Investing in People is Investing in Growth
Investment bankers have been pilloried for their actions and blamed for the financial crisis we are in today. For ‘Investment’, substitute ‘gambling’.
The mantra has become ‘save, reduce our deficit, cut our overheads, tighten our belts, don’t spend but make do and mend’.
So where does all this leave learning and development?
Is it Optional?
Money spent on L&D is often regarded as a wild gamble that may or may not show any returns; and it’s been a constant challenge for L&D providers to quantify the business benefit of their work, and how it impacts on the bottom line.
In times of austerity, some companies take the approach of cutting what they call ‘discretionary spend’, and sadly, for L&D, it is often regarded as just that. It’s something we could readily do without. Take it or leave it. “We’ll switch it on again when times are good”.
Whilst L&D is considered a ‘discretionary’ activity it will always fall prey to this kind of erratic approach. And whilst we equate investment with gambling, the concept of investing in people will inevitably have to take a hit.
But it isn’t only Training that takes the hit. Your company is ultimately the biggest loser!
But dismissing training as irrelevant, ‘nice to have’ or dispensable on the basis of making a poor decision in the past is as absurd as saying “We bought the wrong software once so from now on we’re going to get by without any IT”.
It’s far too convenient to blame ‘training’ as a concept, rather than address why the training might not have delivered.
The truth is that Training CAN work and training DOES work. Developing staff to be better, more engaged, more knowledgeable, less vulnerable, more creative, more resourceful, more focused and more confident, pays enormous dividends for them, for your business, for your reputation in the market, for your investors, and for your customers who subsequently get a better service.
The onus lies with you to be clear about what it is you are trying to achieve and who is best placed to help you deliver it. If you contract the wrong supplier, they’ll supply you the wrong solution. It’s as simple as that.
So we don’t need to shy away from tough questions when deciding whether or not to invest in training. It’s right that we should ask these questions:
How much bang will I get from my buck?
If I tie up some cash now on training, how will this translate into something more valuable than my original spend?
Over time, will I gain something which is at least equal to what I put in?
What will I fail to achieve if I fail to invest?
Is this a wild gamble or is there a reasonable chance of a return?
What is the return I’m looking for?
If I choose not to spend, what are the consequences?
The dividends you get from professional and well-executed training and many and diverse. Here are a few of them to start with. Better trained staff:
Are more committed to the organisation that invested in them, and are more likely to stay with the company for the medium to long term
Feel a sense of belonging and loyalty to the organisation which shows itself in reduced periods of absence

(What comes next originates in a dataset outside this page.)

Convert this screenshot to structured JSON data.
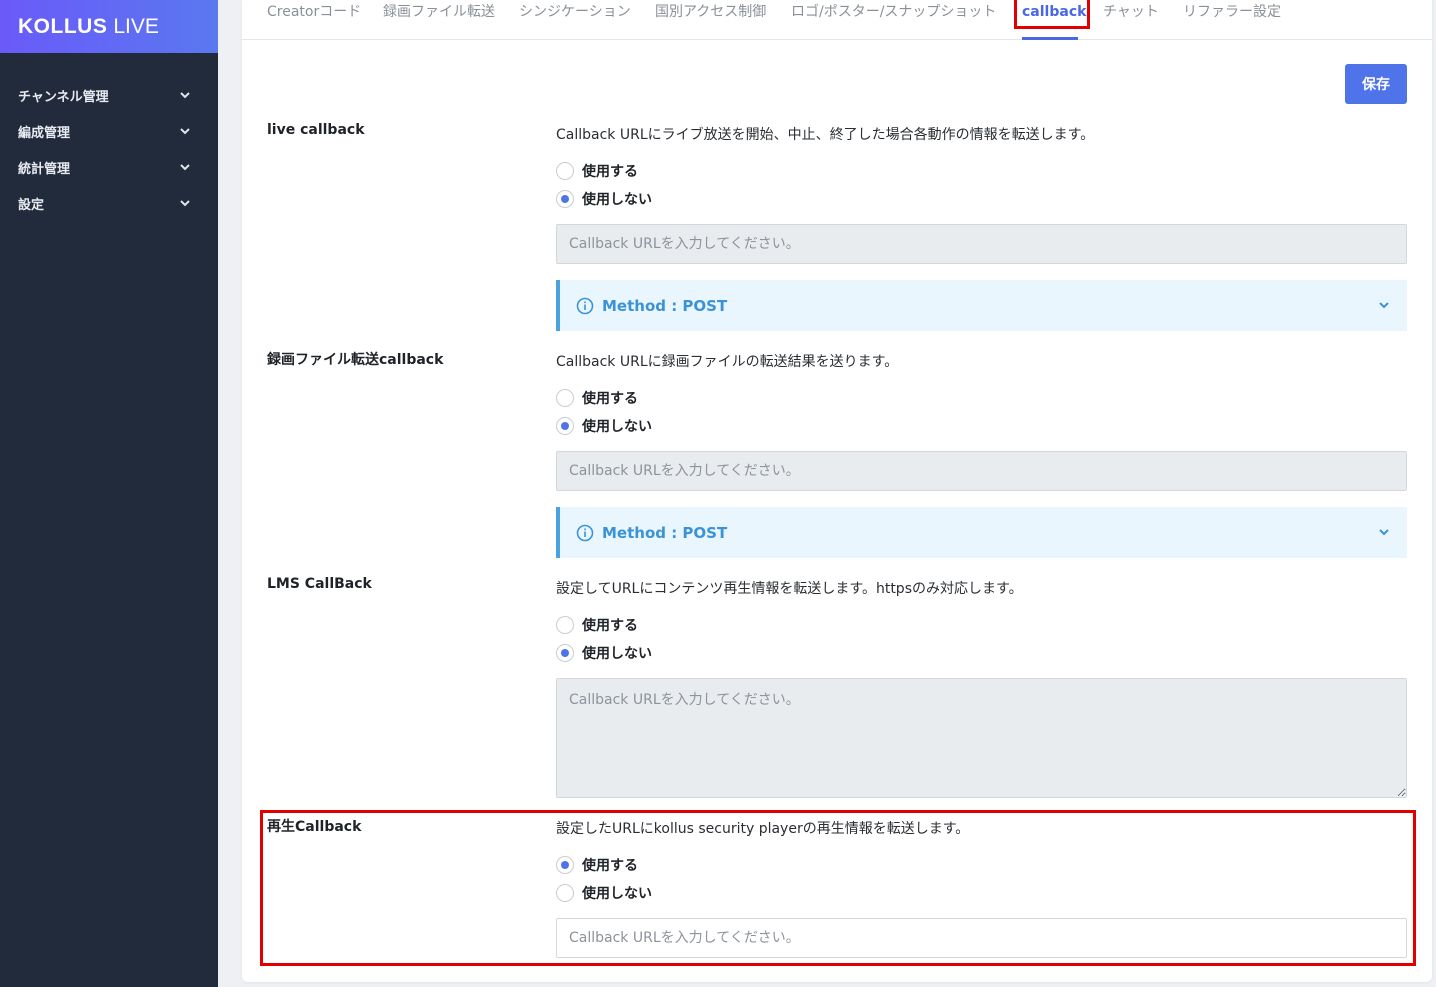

Attuned to learning, and less fearful of taking on new things. This gives them a greater receptivity to change
Use their strengths more frequently , thereby bolstering the value they bring to their role
Have up-to-date skills which ensure they can operate in a competitive and ever-evolving market
Are able to operate without the need of constant supervision, freeing up managers to play a more valuable role
Some of these benefits will be easier to measure in numerical terms, but there can be no denying the positive impact training has on morale & skill levels when it is properly identified, resourced and delivered.
Choosing not to invest in training means that you are choosing to say ‘goodbye’ to the benefits listed above. Can you really do that? Can your business really afford to do without?
If you want to know what value is derived from training, skill development, management development and career development; just ask yourself this question:
“Would I want to work for a company that did none of this?”
But perhaps the more provocative question to ask is, “how long could a company survive if it did none of this?”